Work order = As you restate the entries, keep every word intact and leave out whatever images they hold.

Dataset rows describing interfaces:
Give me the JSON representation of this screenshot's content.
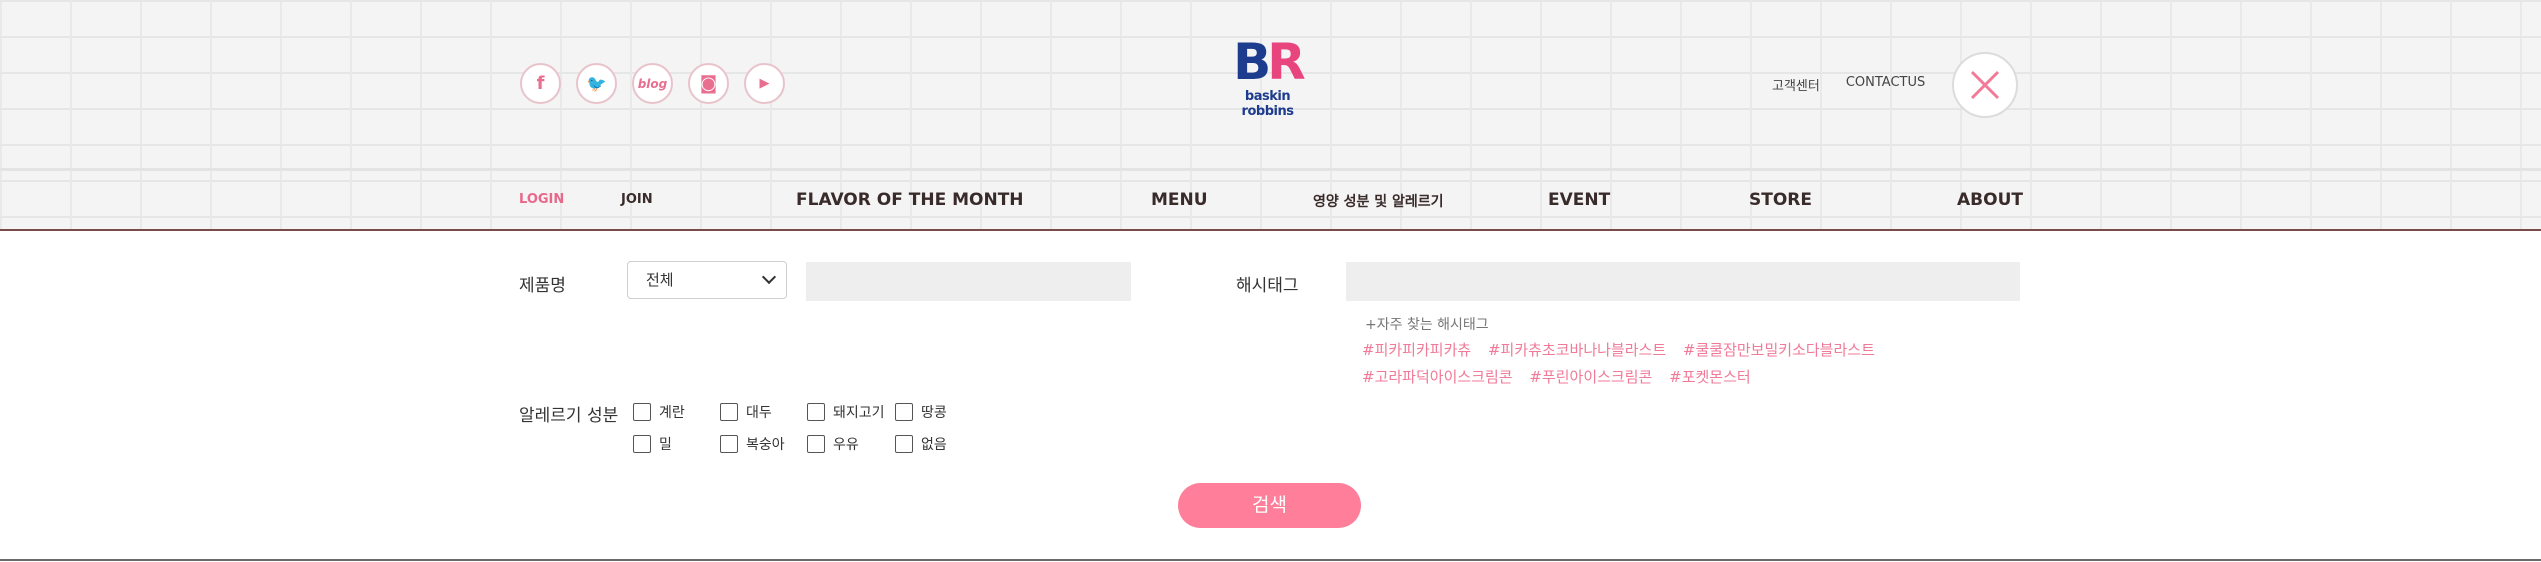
{
  "header": {
    "social_icons": [
      {
        "icon": "facebook-icon",
        "glyph": "f"
      },
      {
        "icon": "twitter-icon",
        "glyph": "🐦"
      },
      {
        "icon": "blog-icon",
        "glyph": "blog"
      },
      {
        "icon": "instagram-icon",
        "glyph": "◙"
      },
      {
        "icon": "youtube-icon",
        "glyph": "▶"
      }
    ],
    "logo": {
      "br_b": "B",
      "br_r": "R",
      "line1": "baskin",
      "line2": "robbins"
    },
    "customer_center": "고객센터",
    "contact_us": "CONTACTUS",
    "close_icon": "close-icon"
  },
  "nav": {
    "login": "LOGIN",
    "join": "JOIN",
    "flavor": "FLAVOR OF THE MONTH",
    "menu": "MENU",
    "nutrition": "영양 성분 및 알레르기",
    "event": "EVENT",
    "store": "STORE",
    "about": "ABOUT"
  },
  "search": {
    "product_label": "제품명",
    "category_select": "전체",
    "product_input_value": "",
    "hashtag_label": "해시태그",
    "hashtag_input_value": "",
    "hint": "+자주 찾는 해시태그",
    "tags_row1": [
      "#피카피카피카츄",
      "#피카츄초코바나나블라스트",
      "#쿨쿨잠만보밀키소다블라스트"
    ],
    "tags_row2": [
      "#고라파덕아이스크림콘",
      "#푸린아이스크림콘",
      "#포켓몬스터"
    ],
    "allergy_label": "알레르기 성분",
    "allergy_row1": [
      "계란",
      "대두",
      "돼지고기",
      "땅콩"
    ],
    "allergy_row2": [
      "밀",
      "복숭아",
      "우유",
      "없음"
    ],
    "submit": "검색"
  },
  "colors": {
    "accent_pink": "#ff7e9a",
    "brand_blue": "#1e3c8e",
    "brand_pink": "#e8457f"
  }
}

Problem solution =
Give me the JSON representation of this screenshot's content.
{
  "header": {
    "social_icons": [
      {
        "icon": "facebook-icon",
        "glyph": "f"
      },
      {
        "icon": "twitter-icon",
        "glyph": "🐦"
      },
      {
        "icon": "blog-icon",
        "glyph": "blog"
      },
      {
        "icon": "instagram-icon",
        "glyph": "◙"
      },
      {
        "icon": "youtube-icon",
        "glyph": "▶"
      }
    ],
    "logo": {
      "br_b": "B",
      "br_r": "R",
      "line1": "baskin",
      "line2": "robbins"
    },
    "customer_center": "고객센터",
    "contact_us": "CONTACTUS",
    "close_icon": "close-icon"
  },
  "nav": {
    "login": "LOGIN",
    "join": "JOIN",
    "flavor": "FLAVOR OF THE MONTH",
    "menu": "MENU",
    "nutrition": "영양 성분 및 알레르기",
    "event": "EVENT",
    "store": "STORE",
    "about": "ABOUT"
  },
  "search": {
    "product_label": "제품명",
    "category_select": "전체",
    "product_input_value": "",
    "hashtag_label": "해시태그",
    "hashtag_input_value": "",
    "hint": "+자주 찾는 해시태그",
    "tags_row1": [
      "#피카피카피카츄",
      "#피카츄초코바나나블라스트",
      "#쿨쿨잠만보밀키소다블라스트"
    ],
    "tags_row2": [
      "#고라파덕아이스크림콘",
      "#푸린아이스크림콘",
      "#포켓몬스터"
    ],
    "allergy_label": "알레르기 성분",
    "allergy_row1": [
      "계란",
      "대두",
      "돼지고기",
      "땅콩"
    ],
    "allergy_row2": [
      "밀",
      "복숭아",
      "우유",
      "없음"
    ],
    "submit": "검색"
  },
  "colors": {
    "accent_pink": "#ff7e9a",
    "brand_blue": "#1e3c8e",
    "brand_pink": "#e8457f"
  }
}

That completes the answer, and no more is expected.